Skip Navigation

Are there any special concerns for children or teens with lactose intolerance?

Skip sharing on social media links

Most older children and teens are not getting the 1,300 mg of calcium needed each day to build strong bones. And adolescents who may be lactose intolerant are even less likely to get enough calcium.1,2

Getting enough calcium is a particular concern for children and teens because bones grow the fastest during puberty.1,2 By the time teens finish their growth spurts at around 17 years old, 90% of their adult bone mass is already established.1 Building strong, healthy bones early in life may help protect against bone loss and osteoporosis later in life.

  1. Eunice Kennedy Shriver National Institute of Child Health and Human Development, NIH, DHHS. (2006). Lactose Intolerance: Information for Health Care Providers (05-5305B). Washington, DC: U.S. Government Printing Office. [top]
  2. Suchy, F. J., Brannon, P. M., Carpenter, T. O., Fernandez, J. R., Gilsanz, V., Gould, J. B., et al. (2010). NIH consensus development conference statement: Lactose intolerance and health. NIH Consensus and State-of-the-Science Statements, 27(2), 1–27. PMID 20186234 [top]
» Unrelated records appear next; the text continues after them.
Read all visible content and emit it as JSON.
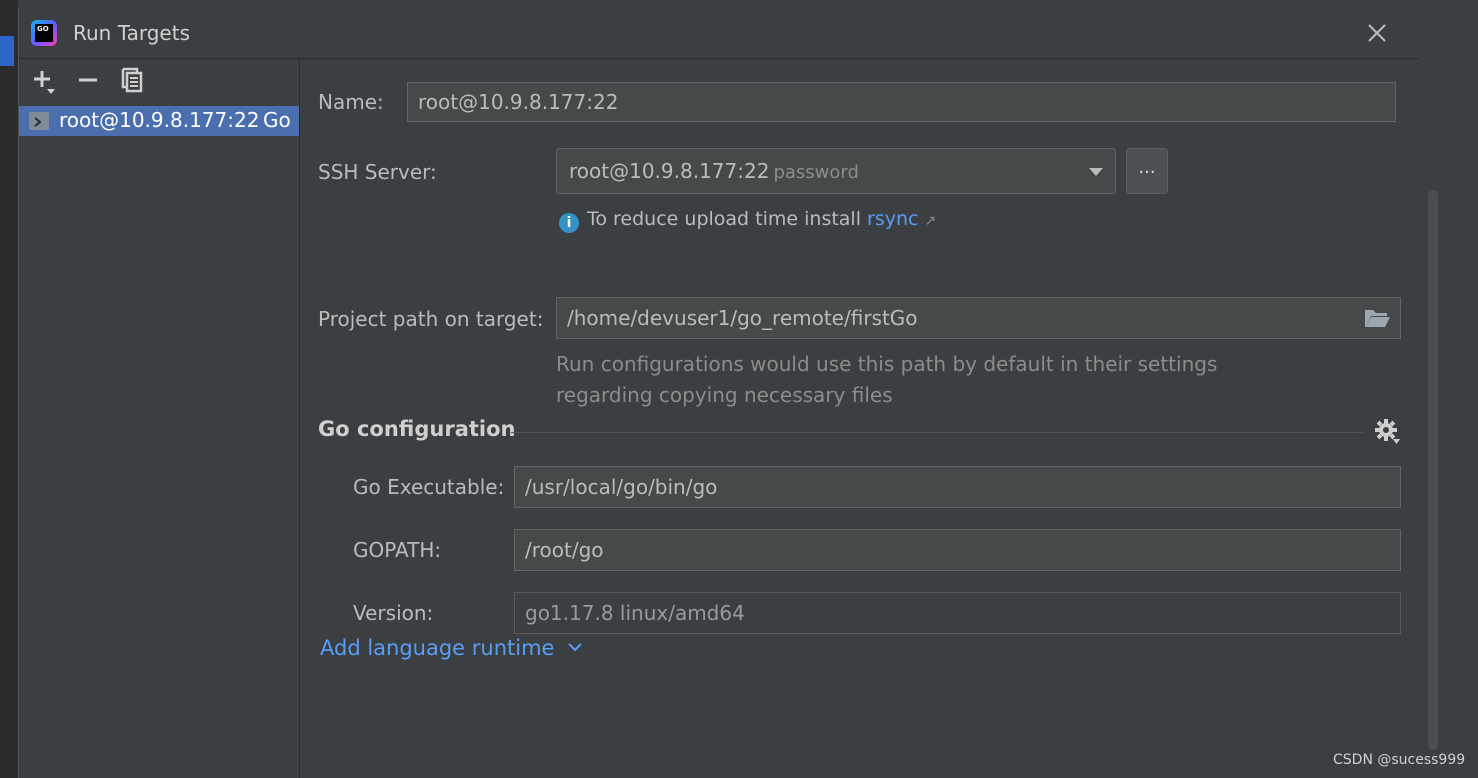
{
  "dialog": {
    "title": "Run Targets",
    "app_logo_text": "GO"
  },
  "sidebar": {
    "items": [
      {
        "label": "root@10.9.8.177:22",
        "type": "Go"
      }
    ]
  },
  "form": {
    "name_label": "Name:",
    "name_value": "root@10.9.8.177:22",
    "ssh_label": "SSH Server:",
    "ssh_value": "root@10.9.8.177:22",
    "ssh_hint": "password",
    "more_button": "...",
    "rsync_info_prefix": "To reduce upload time install",
    "rsync_link": "rsync",
    "project_path_label": "Project path on target:",
    "project_path_value": "/home/devuser1/go_remote/firstGo",
    "project_path_hint_line1": "Run configurations would use this path by default in their settings",
    "project_path_hint_line2": "regarding copying necessary files"
  },
  "go_config": {
    "section_title": "Go configuration",
    "executable_label": "Go Executable:",
    "executable_value": "/usr/local/go/bin/go",
    "gopath_label": "GOPATH:",
    "gopath_value": "/root/go",
    "version_label": "Version:",
    "version_value": "go1.17.8 linux/amd64",
    "add_runtime_label": "Add language runtime"
  },
  "watermark": "CSDN @sucess999",
  "colors": {
    "background": "#3c3f41",
    "selection": "#4b6eaf",
    "link": "#589df6",
    "info": "#3592c4"
  }
}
Last Reviewed: 05/06/2014
Vision National Institutes of Health Home BOND National Institues of Health Home Home Storz Lab: Section on Environmental Gene Regulation Home Machner Lab: Unit on Microbial Pathogenesis Home Division of Intramural Population Health Research Home Bonifacino Lab: Section on Intracellular Protein Trafficking Home Lilly Lab: Section on Gamete Development Home Lippincott-Schwartz Lab: Section on Organelle Biology